Records for the task:

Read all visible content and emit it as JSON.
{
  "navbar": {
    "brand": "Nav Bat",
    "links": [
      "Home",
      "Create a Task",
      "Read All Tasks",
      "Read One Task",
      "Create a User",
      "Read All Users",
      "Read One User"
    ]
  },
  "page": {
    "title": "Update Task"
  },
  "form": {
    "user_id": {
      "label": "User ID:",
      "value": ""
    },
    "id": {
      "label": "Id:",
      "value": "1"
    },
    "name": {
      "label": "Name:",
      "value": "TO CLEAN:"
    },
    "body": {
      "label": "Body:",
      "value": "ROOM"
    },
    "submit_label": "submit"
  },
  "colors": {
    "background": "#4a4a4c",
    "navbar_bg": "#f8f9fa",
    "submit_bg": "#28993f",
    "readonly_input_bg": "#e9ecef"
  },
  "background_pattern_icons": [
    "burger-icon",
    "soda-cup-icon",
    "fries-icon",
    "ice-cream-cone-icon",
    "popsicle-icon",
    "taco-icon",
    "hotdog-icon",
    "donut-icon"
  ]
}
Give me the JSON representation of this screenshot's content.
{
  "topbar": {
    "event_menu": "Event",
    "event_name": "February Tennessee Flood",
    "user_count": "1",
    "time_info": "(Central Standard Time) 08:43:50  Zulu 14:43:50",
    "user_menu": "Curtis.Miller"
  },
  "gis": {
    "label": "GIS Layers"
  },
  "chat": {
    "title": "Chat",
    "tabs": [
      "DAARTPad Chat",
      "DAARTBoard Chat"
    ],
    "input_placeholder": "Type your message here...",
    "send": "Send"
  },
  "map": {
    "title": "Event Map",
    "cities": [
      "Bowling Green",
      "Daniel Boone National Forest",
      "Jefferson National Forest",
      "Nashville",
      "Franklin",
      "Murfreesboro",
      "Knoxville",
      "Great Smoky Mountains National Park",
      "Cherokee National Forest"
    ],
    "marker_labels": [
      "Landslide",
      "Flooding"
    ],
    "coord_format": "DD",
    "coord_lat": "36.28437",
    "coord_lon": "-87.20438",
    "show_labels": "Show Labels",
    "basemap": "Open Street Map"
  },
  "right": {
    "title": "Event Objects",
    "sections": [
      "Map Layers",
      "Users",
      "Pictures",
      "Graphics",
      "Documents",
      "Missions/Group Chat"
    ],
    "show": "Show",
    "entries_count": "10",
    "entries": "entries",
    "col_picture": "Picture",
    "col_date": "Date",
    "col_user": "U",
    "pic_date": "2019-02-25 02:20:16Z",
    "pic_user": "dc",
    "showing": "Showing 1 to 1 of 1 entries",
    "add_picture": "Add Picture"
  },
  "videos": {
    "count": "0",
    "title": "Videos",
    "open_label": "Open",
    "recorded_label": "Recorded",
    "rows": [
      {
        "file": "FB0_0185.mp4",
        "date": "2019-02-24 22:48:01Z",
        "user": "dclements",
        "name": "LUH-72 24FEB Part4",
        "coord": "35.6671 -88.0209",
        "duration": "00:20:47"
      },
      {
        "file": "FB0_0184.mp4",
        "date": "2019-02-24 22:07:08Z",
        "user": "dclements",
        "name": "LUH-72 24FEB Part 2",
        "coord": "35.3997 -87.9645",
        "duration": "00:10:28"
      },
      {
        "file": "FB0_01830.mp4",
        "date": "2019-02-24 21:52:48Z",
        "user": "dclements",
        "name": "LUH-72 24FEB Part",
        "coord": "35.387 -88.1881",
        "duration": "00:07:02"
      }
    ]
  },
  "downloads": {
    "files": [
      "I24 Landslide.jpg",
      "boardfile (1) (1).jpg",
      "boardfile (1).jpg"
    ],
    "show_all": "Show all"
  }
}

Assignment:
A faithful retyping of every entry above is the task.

Reply to the task:
Read all visible content and emit it as JSON.
{
  "navbar": {
    "brand": "Nav Bat",
    "links": [
      "Home",
      "Create a Task",
      "Read All Tasks",
      "Read One Task",
      "Create a User",
      "Read All Users",
      "Read One User"
    ]
  },
  "page": {
    "title": "Update Task"
  },
  "form": {
    "user_id": {
      "label": "User ID:",
      "value": ""
    },
    "id": {
      "label": "Id:",
      "value": "1"
    },
    "name": {
      "label": "Name:",
      "value": "TO CLEAN:"
    },
    "body": {
      "label": "Body:",
      "value": "ROOM"
    },
    "submit_label": "submit"
  },
  "colors": {
    "background": "#4a4a4c",
    "navbar_bg": "#f8f9fa",
    "submit_bg": "#28993f",
    "readonly_input_bg": "#e9ecef"
  },
  "background_pattern_icons": [
    "burger-icon",
    "soda-cup-icon",
    "fries-icon",
    "ice-cream-cone-icon",
    "popsicle-icon",
    "taco-icon",
    "hotdog-icon",
    "donut-icon"
  ]
}
Give me the JSON representation of this screenshot's content.
{
  "topbar": {
    "event_menu": "Event",
    "event_name": "February Tennessee Flood",
    "user_count": "1",
    "time_info": "(Central Standard Time) 08:43:50  Zulu 14:43:50",
    "user_menu": "Curtis.Miller"
  },
  "gis": {
    "label": "GIS Layers"
  },
  "chat": {
    "title": "Chat",
    "tabs": [
      "DAARTPad Chat",
      "DAARTBoard Chat"
    ],
    "input_placeholder": "Type your message here...",
    "send": "Send"
  },
  "map": {
    "title": "Event Map",
    "cities": [
      "Bowling Green",
      "Daniel Boone National Forest",
      "Jefferson National Forest",
      "Nashville",
      "Franklin",
      "Murfreesboro",
      "Knoxville",
      "Great Smoky Mountains National Park",
      "Cherokee National Forest"
    ],
    "marker_labels": [
      "Landslide",
      "Flooding"
    ],
    "coord_format": "DD",
    "coord_lat": "36.28437",
    "coord_lon": "-87.20438",
    "show_labels": "Show Labels",
    "basemap": "Open Street Map"
  },
  "right": {
    "title": "Event Objects",
    "sections": [
      "Map Layers",
      "Users",
      "Pictures",
      "Graphics",
      "Documents",
      "Missions/Group Chat"
    ],
    "show": "Show",
    "entries_count": "10",
    "entries": "entries",
    "col_picture": "Picture",
    "col_date": "Date",
    "col_user": "U",
    "pic_date": "2019-02-25 02:20:16Z",
    "pic_user": "dc",
    "showing": "Showing 1 to 1 of 1 entries",
    "add_picture": "Add Picture"
  },
  "videos": {
    "count": "0",
    "title": "Videos",
    "open_label": "Open",
    "recorded_label": "Recorded",
    "rows": [
      {
        "file": "FB0_0185.mp4",
        "date": "2019-02-24 22:48:01Z",
        "user": "dclements",
        "name": "LUH-72 24FEB Part4",
        "coord": "35.6671 -88.0209",
        "duration": "00:20:47"
      },
      {
        "file": "FB0_0184.mp4",
        "date": "2019-02-24 22:07:08Z",
        "user": "dclements",
        "name": "LUH-72 24FEB Part 2",
        "coord": "35.3997 -87.9645",
        "duration": "00:10:28"
      },
      {
        "file": "FB0_01830.mp4",
        "date": "2019-02-24 21:52:48Z",
        "user": "dclements",
        "name": "LUH-72 24FEB Part",
        "coord": "35.387 -88.1881",
        "duration": "00:07:02"
      }
    ]
  },
  "downloads": {
    "files": [
      "I24 Landslide.jpg",
      "boardfile (1) (1).jpg",
      "boardfile (1).jpg"
    ],
    "show_all": "Show all"
  }
}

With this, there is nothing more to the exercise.